TORONTO, April 7, 2017 /PRNewswire/ -- There has long been a debate about whether addiction is a choice or a disease. Most people feel that addicts are people who have made poor choices, and that it is a matter of willpower to break their dependence. Addiction Recovery Network Professionals feel that addiction is a disease that affects the brain, and that without professional help from addiction treatment experts it's very hard to stop.
Addiction Recovery Network looks at arguments on both sides of the debate and will help you make your own decision whether addiction is a choice or a disease.
The Disease Model of Addiction
Believing that addiction is a disease is not a new concept. In fact, Dr. Benjamin Rush said the condition is a disease that must be treated by a physician over two centuries ago in 1784. That school of thought didn't really catch on until much later though, in the 1930s, when Bill Wilson and Dr. Bob Smith founded Alcoholics Anonymous. While the AA forefathers didn't have the medical knowledge or technology to completely understand what doctors do today, their literature presented alcoholism as a disease of the mind, body, and spirit. Today, most medical professionals agree with the disease model of addiction.

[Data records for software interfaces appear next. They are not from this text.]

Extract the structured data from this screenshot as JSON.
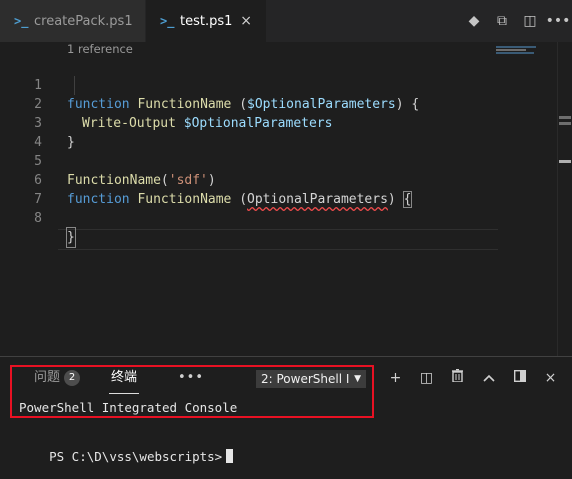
{
  "tabs": [
    {
      "label": "createPack.ps1",
      "icon": "powershell-icon",
      "active": false
    },
    {
      "label": "test.ps1",
      "icon": "powershell-icon",
      "active": true,
      "close": "×"
    }
  ],
  "editor_actions": [
    "git-compare-icon",
    "open-preview-icon",
    "split-editor-icon",
    "more-icon"
  ],
  "codelens": "1 reference",
  "lines": [
    {
      "n": "1"
    },
    {
      "n": "2"
    },
    {
      "n": "3"
    },
    {
      "n": "4"
    },
    {
      "n": "5"
    },
    {
      "n": "6"
    },
    {
      "n": "7"
    },
    {
      "n": "8"
    }
  ],
  "code": {
    "l1": {
      "kw": "function",
      "fn": "FunctionName",
      "p1": " (",
      "var": "$OptionalParameters",
      "p2": ") {"
    },
    "l2": {
      "cmd": "Write-Output",
      "sp": " ",
      "var": "$OptionalParameters"
    },
    "l3": {
      "text": "}"
    },
    "l5": {
      "fn": "FunctionName",
      "p1": "(",
      "str": "'sdf'",
      "p2": ")"
    },
    "l6": {
      "kw": "function",
      "fn": "FunctionName",
      "p1": " (",
      "err": "OptionalParameters",
      "p2": ") ",
      "brace": "{"
    },
    "l8": {
      "text": "}"
    }
  },
  "panel": {
    "problems_label": "问题",
    "problems_count": "2",
    "terminal_label": "终端",
    "more_label": "•••",
    "terminal_select": "2: PowerShell I",
    "select_caret": "▼",
    "actions": {
      "add": "+",
      "split": "◫",
      "trash": "🗑",
      "maximize": "^",
      "layout": "▯",
      "close": "×"
    },
    "console_title": "PowerShell Integrated Console",
    "prompt": "PS C:\\D\\vss\\webscripts>"
  },
  "colors": {
    "accent": "#569cd6",
    "highlight_box": "#e81123",
    "background": "#1e1e1e"
  }
}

Believers of the disease model of addiction focus on the changes that occur in the brain of chemically dependent individuals. They believe that once the changes in the brain take place, choice is basically no longer an option for the alcoholic or addict. Once your body becomes addicted and dependent on a substance you cannot just choose to stop using.
How Drugs and Alcohol Change the Brain

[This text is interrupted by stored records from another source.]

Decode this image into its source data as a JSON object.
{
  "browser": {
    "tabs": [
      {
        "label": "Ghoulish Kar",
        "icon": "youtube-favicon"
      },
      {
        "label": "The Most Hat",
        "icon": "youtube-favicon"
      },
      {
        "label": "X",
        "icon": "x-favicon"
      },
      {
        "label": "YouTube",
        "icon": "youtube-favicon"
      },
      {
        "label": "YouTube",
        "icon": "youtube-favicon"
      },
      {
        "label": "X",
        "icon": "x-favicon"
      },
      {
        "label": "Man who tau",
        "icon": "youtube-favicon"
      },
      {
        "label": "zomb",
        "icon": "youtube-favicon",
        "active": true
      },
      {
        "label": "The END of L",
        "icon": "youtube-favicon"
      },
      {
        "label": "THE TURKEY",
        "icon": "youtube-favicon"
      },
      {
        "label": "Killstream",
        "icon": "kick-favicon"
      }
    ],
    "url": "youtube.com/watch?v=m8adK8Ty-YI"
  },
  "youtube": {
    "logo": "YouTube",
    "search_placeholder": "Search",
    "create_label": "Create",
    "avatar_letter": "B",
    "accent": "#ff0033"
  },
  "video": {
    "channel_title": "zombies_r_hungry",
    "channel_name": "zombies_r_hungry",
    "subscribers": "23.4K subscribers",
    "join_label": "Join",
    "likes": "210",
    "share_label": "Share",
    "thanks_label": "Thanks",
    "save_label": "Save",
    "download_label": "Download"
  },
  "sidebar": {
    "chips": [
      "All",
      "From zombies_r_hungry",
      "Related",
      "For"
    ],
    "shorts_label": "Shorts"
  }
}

When people satisfy their basic human needs like hunger, thirst, and sex, they feel pleasure. Typically, those feelings of pleasure are the result of the release of certain "feel good" chemicals in the brain. Addictive substances affect the brain much the same way. They cause high levels of the same chemical to be released.
When this happens over a period of time, the brain's chemistry is changed. The areas of the brain that are involved in reward, motivation, and memory are the most affected. When that happens, the individual may need the drugs or alcohol to feel normal. The person may also begin to have intense cravings for the drug or alcohol, even though they have suffered negative consequences due to their use. The addict will prefer the substance to other healthy pleasures and will eventually lose interest in normal daily activities. They may even stop caring about their own well-being, as well as the well-being of loved ones.
These changes in the brain don't go away when the addict or alcoholic stops using, they can remain for a long period of time. That can make the addict vulnerable to triggers, which increases the possibility of relapse.
Is Addiction in Our Genes?
Those who accept the disease model of addiction believe that addiction, like other chronic diseases, is a result of several factors both biological and environmental. Studies show that about 20% of the Canadian population are genetically predisposed to addiction and alcoholism.
Does that mean that everyone in that 20 percent will become addicts? No. Just as those who are predisposed to diabetes can often avoid it by making healthy diet and fitness choices, so can those genetically predisposed to addiction by not using drugs or alcohol.
The Choice Model of Addiction
On the other side of the debate are the people who believe that addiction is a choice. They make their argument by pointing to reports and research that drinking alcohol or using drugs is a behavior, and that as such, it is therefore a choice. Many of those in the choice camp refer to studies that have been done that show that drinking habits can be modified – by choice – at least to a certain degree.
Some experts on this side of the debate point out that any persistent change in behavior will cause changes in the central nervous system. They make the argument that, for example, the brains of readers will be different than the brains of non-readers. This is how they counter the changes-in-the-brain argument of the disease model believers.
Many argue that believing that addiction is a disease is not only incorrect, but it's simply unhealthy. They point out that as humans, we always have a choice. Additionally, they believe that if there really was no choice in the matter, then no one would recover from addiction. But people do recover, and that happens by choice.
Choice or Disease - Does it Really Matter?
Each individual has to make their own decision whether addiction or alcoholism is a choice or a disease. Perhaps you believe that it is a disease that can be triggered by a choice. If the potential addict never makes the choice to drink or use drugs, they will never become dependent on the substance. But if they do make the choice to use or drink, then they lose the power to continue to make the choice. In other words, once the switch is flipped, they can no longer un-flip it themselves.
Whatever your thoughts are on the problem of addiction, it is important for you to encourage anyone you know who is struggling with drugs or alcohol to seek help. While the people who believe it's a choice because some people can stop on their own make a point, the fact is that most people cannot stop on their own – they need professional help to begin their recovery.
If you or a loved one have a problem with drugs or alcohol, now is not the time to weigh in on this debate. Now is the time to seek treatment and work toward getting clean and sober. A new and different life awaits you on the other side of active addiction, and getting help from the addiction treatment experts at Addiction Recovery Network is the first step to getting there.
Call us to help now 1-844-364-3737 or email us at email@example.com.
This content was issued through the press release distribution service at Newswire.com. For more info visit: http://www.newswire.com.
To view the original version on PR Newswire, visit:http://www.prnewswire.com/news-releases/addiction-recovery-network-asks-is-addiction-a-choice-or-disease-300436718.html
SOURCE Addiction Recovery Network